Goal of the exercise >>
Go through the data underneath and report how many lines hold the string "Create", giving only the number.

Recorded information >>
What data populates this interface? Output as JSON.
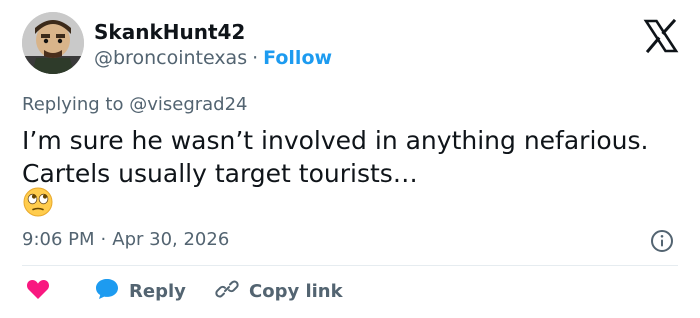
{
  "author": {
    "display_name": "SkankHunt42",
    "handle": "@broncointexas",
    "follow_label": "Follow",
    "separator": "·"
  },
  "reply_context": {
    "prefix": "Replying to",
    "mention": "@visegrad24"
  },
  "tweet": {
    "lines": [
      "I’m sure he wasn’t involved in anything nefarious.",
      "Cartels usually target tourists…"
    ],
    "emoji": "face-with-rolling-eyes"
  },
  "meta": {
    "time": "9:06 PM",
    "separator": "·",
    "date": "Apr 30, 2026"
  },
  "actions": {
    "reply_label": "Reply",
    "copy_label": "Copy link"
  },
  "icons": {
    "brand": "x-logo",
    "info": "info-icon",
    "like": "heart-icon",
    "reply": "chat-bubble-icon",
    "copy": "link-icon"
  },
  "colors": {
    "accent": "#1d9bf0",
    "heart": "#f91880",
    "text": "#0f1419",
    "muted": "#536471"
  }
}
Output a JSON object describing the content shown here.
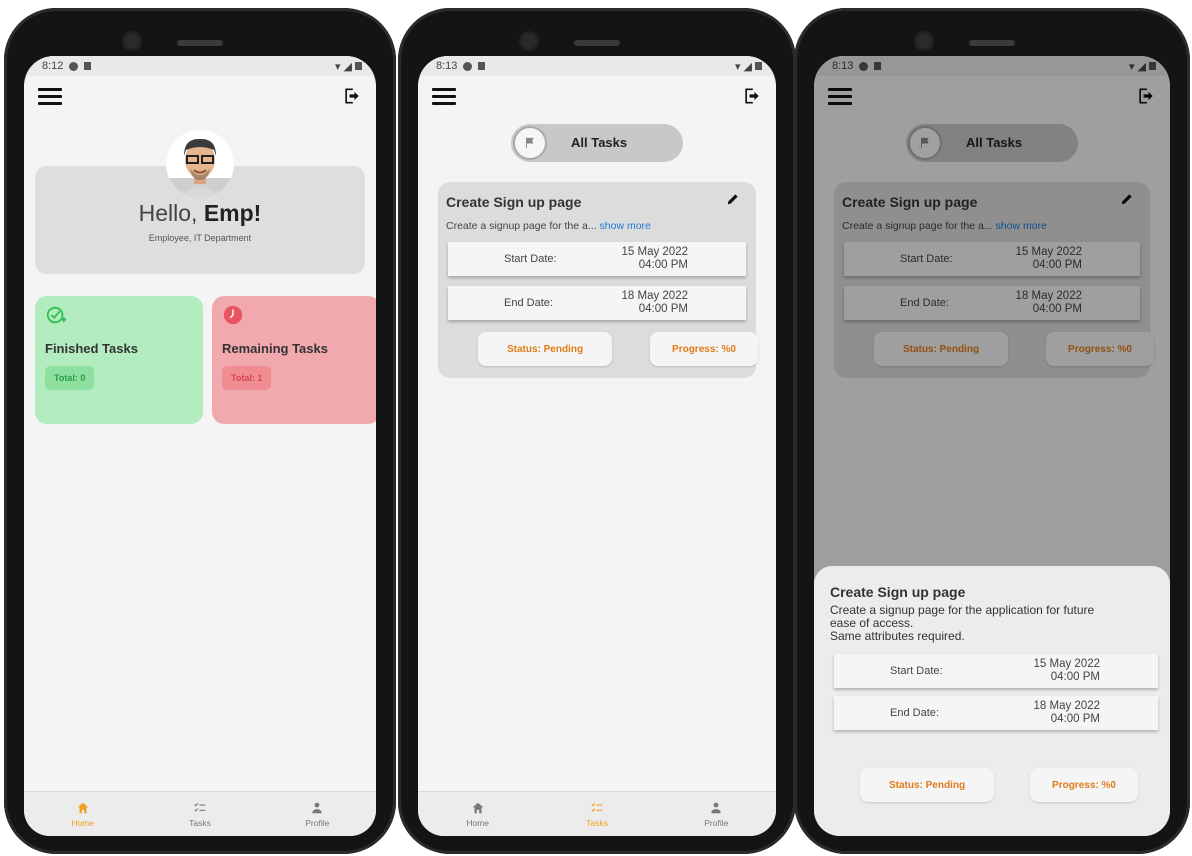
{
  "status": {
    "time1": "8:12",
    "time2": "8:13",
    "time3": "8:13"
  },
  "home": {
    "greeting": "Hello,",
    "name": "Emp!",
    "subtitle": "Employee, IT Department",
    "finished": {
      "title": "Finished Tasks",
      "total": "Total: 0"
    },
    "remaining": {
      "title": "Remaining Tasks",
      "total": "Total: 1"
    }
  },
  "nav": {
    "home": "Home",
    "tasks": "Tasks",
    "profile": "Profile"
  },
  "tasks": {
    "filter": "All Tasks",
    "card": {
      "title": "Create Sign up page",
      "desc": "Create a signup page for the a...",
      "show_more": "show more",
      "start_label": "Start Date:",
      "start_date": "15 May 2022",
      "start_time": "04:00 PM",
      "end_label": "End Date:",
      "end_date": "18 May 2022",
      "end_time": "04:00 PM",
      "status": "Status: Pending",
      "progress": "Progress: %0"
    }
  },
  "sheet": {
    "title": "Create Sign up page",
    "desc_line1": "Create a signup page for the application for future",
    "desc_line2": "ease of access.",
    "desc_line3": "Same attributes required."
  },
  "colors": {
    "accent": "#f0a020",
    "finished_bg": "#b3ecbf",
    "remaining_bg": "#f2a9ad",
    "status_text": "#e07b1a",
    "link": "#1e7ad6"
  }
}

Task output >>
4